But gratitude isn’t the only emotion Alicia has experienced in the years since her cardiac event. “My SCA redefined who I was,” she says, and the transformation brought frustration and grief as well as gratitude.
Yet for years, she says, she felt like “I had to be thankful I was alive. I couldn’t be sad that I was no longer who I used to be.”
Alicia was, and remains, an ER nurse who has worked more than two decades at Hennepin County Medical Center (HCMC). Fitness was important to her. She was a runner and new to the sport of triathlon. She even ran Grandma’s Marathon two years after her SCA.
“Training for that was so much fun. I had never even done a half-marathon prior to signing up for Grandma’s. I started training in January or February.” Wherever she was during the first half of 2019, she ran. Her husband surprised her with a trip to New York City, planning the trip around a 16-mile training run in Central Park.
In June, says Alicia, “I finished Grandma’s. It was really special.”

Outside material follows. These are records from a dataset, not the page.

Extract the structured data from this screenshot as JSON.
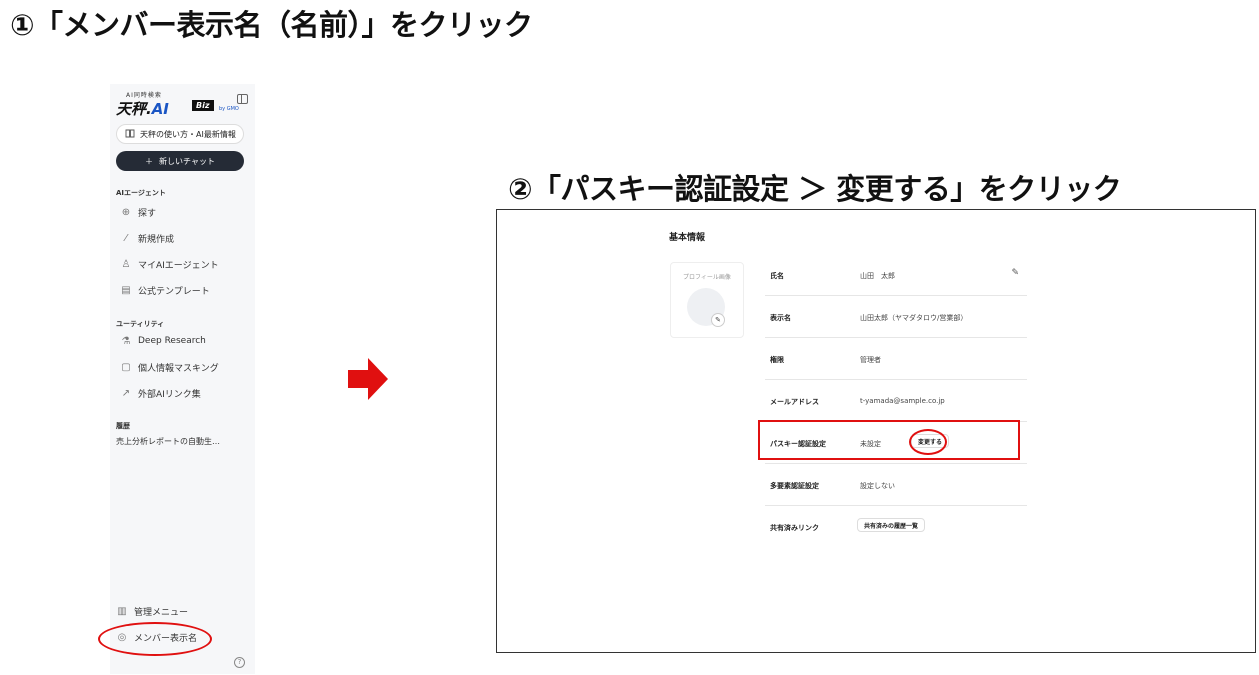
{
  "steps": {
    "step1": "①「メンバー表示名（名前）」をクリック",
    "step2": "②「パスキー認証設定 ＞ 変更する」をクリック"
  },
  "sidebar": {
    "logo_small": "AI同時検索",
    "logo_main_prefix": "天秤.",
    "logo_main_ai": "AI",
    "logo_biz": "Biz",
    "logo_gmo": "by GMO",
    "guide_button": "天秤の使い方・AI最新情報",
    "new_chat_button": "新しいチャット",
    "sections": {
      "agents": "AIエージェント",
      "utility": "ユーティリティ",
      "history": "履歴"
    },
    "agent_items": [
      {
        "label": "探す",
        "icon": "search-icon"
      },
      {
        "label": "新規作成",
        "icon": "magic-wand-icon"
      },
      {
        "label": "マイAIエージェント",
        "icon": "user-plus-icon"
      },
      {
        "label": "公式テンプレート",
        "icon": "template-icon"
      }
    ],
    "utility_items": [
      {
        "label": "Deep Research",
        "icon": "research-icon"
      },
      {
        "label": "個人情報マスキング",
        "icon": "mask-icon"
      },
      {
        "label": "外部AIリンク集",
        "icon": "external-link-icon"
      }
    ],
    "history_item": "売上分析レポートの自動生…",
    "admin_menu": "管理メニュー",
    "member_name": "メンバー表示名"
  },
  "panel": {
    "title": "基本情報",
    "avatar_label": "プロフィール画像",
    "rows": [
      {
        "label": "氏名",
        "value": "山田　太郎"
      },
      {
        "label": "表示名",
        "value": "山田太郎（ヤマダタロウ/営業部）"
      },
      {
        "label": "権限",
        "value": "管理者"
      },
      {
        "label": "メールアドレス",
        "value": "t-yamada@sample.co.jp"
      },
      {
        "label": "パスキー認証設定",
        "value": "未設定",
        "button": "変更する"
      },
      {
        "label": "多要素認証設定",
        "value": "設定しない"
      },
      {
        "label": "共有済みリンク",
        "button": "共有済みの履歴一覧"
      }
    ]
  },
  "colors": {
    "highlight": "#e01010",
    "accent_blue": "#1a55c4",
    "new_chat_bg": "#252b36"
  }
}
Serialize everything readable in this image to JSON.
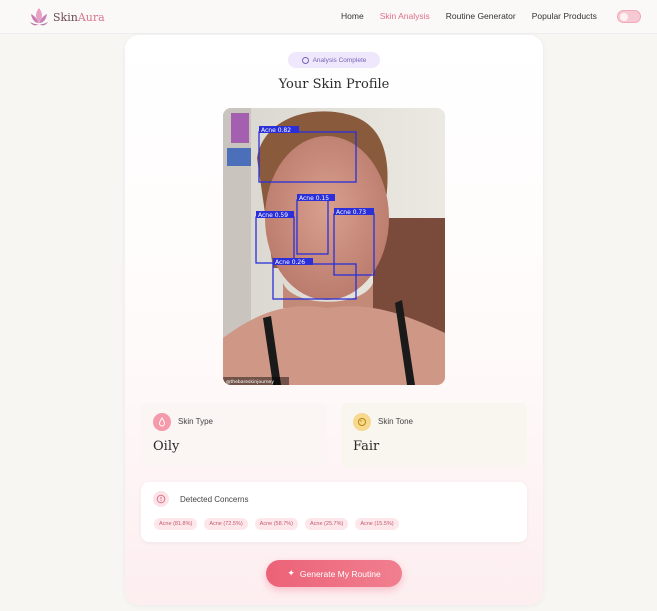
{
  "brand": {
    "name_part1": "Skin",
    "name_part2": "Aura"
  },
  "nav": {
    "items": [
      {
        "label": "Home",
        "active": false
      },
      {
        "label": "Skin Analysis",
        "active": true
      },
      {
        "label": "Routine Generator",
        "active": false
      },
      {
        "label": "Popular Products",
        "active": false
      }
    ],
    "theme_toggle_icon": "sun-icon"
  },
  "analysis": {
    "status_badge": "Analysis Complete",
    "title": "Your Skin Profile",
    "photo": {
      "detections": [
        {
          "label": "Acne 0.82"
        },
        {
          "label": "Acne 0.15"
        },
        {
          "label": "Acne 0.59"
        },
        {
          "label": "Acne 0.73"
        },
        {
          "label": "Acne 0.26"
        }
      ],
      "watermark": "@thebareskinjourney"
    },
    "skin_type": {
      "label": "Skin Type",
      "value": "Oily",
      "icon": "droplet-icon"
    },
    "skin_tone": {
      "label": "Skin Tone",
      "value": "Fair",
      "icon": "palette-icon"
    },
    "concerns": {
      "label": "Detected Concerns",
      "icon": "alert-circle-icon",
      "tags": [
        "Acne (81.8%)",
        "Acne (72.5%)",
        "Acne (58.7%)",
        "Acne (25.7%)",
        "Acne (15.5%)"
      ]
    },
    "generate_button": "Generate My Routine"
  },
  "colors": {
    "accent": "#e0708a",
    "button": "#ec6277",
    "badge_bg": "#efe7fb",
    "detection_box": "#2b2fd9"
  }
}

Months later the pandemic arrived, changing everything.
On the front lines
At the height of covid, “the ER at HCMC was scary, overwhelming, and exhausting. It’s hard to even describe. At first we didn't know anything about [covid]. Then we learned that masks and vaccines were helpful. It was tough because so many people had different opinions and ideas about covid. I saw the reality of it firsthand.
“That’s when things got hard. My lifestyle changed a lot. My kids were home from school and I could no longer set my own schedule. I started to develop some depression and anxiety.”
It was difficult, she said, “to be sad even though I should be happy to be alive. I was so mad that I couldn’t swim and compete. I didn’t get to say that out loud for a long time.”
Then, “some things changed.” The pandemic abated. “Now my life is in better balance, and my goals have shifted a little bit.”
As part of Alicia’s ongoing care, she follows regular visits with her cardiologist Dr. Sengupta, who also is the director of the Joseph F. Novogratz Family Heart Rhythm Center at the Minneapolis Heart Institute Foundation. This center focuses on research that will bring new insights to the diagnosis and treatment of patients who are impacted by arrhythmias (irregular and life-threatening heart rhythms). For Alicia, it means she is part of a system that can help search for answers related to why she had her original cardiac event and if there is anything to learn from a genetic or hereditary link. So far, they do not think there is any hereditary link in Alicia’s case, but ongoing research like that will continue to further the understanding of how to best manage her case.
Alicia has transferred the passion she once poured into her fitness and triathlon training into making sure as many as people as possible understand the importance of bystander hands-only CPR. “Part of my own healing was making sure people won’t have to go through what I went through. I want everyone to be able to help. My mission in life is to teach hands-only CPR.”
The biggest obstacle to saving lives with hands-only CPR is a bystander’s personal discomfort with touching a person they don’t know. “It’s ok to be uncomfortable; you can still help.” According to the American Heart Association, bystander CPR can double or triple a person's chance of survival, especially if administered immediately.
Alicia trains her own colleagues in the ER for recertification in BLS (basic life support), but her bigger mission is to help non-medical people understand they too can help someone in cardiac arrest. She points out that bystanders are “the first step in the chain of survival. You don’t have to be a medical professional to help when you see someone in trouble.”
Alicia knows better than most people that “SCA can happen to anyone anywhere at any time. If you can learn these skills and be brave enough to step into help, you could save someone’s life. My dad’s hands were my heartbeat when I didn’t have one.”
In her personal time, Alicia supports and conducts training in hands-only CPR for groups: hockey teams, churches, neighborhood groups and others, including at MHIF’s upcoming event in October on raising awareness about sudden cardiac arrest. She helps people understand their natural reticence – and overcome it – to save lives.